┏━━
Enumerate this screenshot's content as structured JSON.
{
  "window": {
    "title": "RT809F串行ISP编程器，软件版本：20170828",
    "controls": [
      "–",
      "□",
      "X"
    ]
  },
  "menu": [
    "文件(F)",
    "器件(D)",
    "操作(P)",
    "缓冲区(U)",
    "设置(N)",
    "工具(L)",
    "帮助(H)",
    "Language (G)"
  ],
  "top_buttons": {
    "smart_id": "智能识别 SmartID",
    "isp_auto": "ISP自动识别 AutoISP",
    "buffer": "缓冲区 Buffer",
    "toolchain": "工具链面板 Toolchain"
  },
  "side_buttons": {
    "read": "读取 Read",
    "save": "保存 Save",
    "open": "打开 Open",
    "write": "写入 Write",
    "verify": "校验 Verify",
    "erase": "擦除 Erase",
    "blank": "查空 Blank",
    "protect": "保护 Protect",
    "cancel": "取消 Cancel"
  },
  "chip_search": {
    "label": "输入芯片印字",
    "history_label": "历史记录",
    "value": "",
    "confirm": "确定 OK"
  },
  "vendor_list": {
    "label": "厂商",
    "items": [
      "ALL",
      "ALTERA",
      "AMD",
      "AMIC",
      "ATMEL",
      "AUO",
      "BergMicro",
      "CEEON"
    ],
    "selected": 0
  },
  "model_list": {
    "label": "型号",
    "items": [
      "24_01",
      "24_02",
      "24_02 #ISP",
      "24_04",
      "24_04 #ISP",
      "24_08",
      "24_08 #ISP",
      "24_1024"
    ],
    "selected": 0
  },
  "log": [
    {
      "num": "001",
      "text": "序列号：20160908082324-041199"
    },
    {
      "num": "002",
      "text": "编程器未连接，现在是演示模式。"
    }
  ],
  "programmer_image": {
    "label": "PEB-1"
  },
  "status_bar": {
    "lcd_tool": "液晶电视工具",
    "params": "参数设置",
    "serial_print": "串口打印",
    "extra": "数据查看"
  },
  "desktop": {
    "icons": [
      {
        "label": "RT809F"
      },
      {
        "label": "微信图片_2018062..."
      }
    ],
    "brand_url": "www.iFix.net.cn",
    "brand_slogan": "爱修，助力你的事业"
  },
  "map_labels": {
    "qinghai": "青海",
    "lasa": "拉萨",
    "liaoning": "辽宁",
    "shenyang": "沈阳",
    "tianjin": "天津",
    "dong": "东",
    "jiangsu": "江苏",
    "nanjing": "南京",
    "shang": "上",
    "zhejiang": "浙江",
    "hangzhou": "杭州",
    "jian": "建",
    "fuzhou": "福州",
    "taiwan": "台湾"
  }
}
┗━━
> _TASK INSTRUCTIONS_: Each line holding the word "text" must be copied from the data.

> _ANSWER BOX_:
      "text": "序列号：20160908082324-041199"
      "text": "编程器未连接，现在是演示模式。"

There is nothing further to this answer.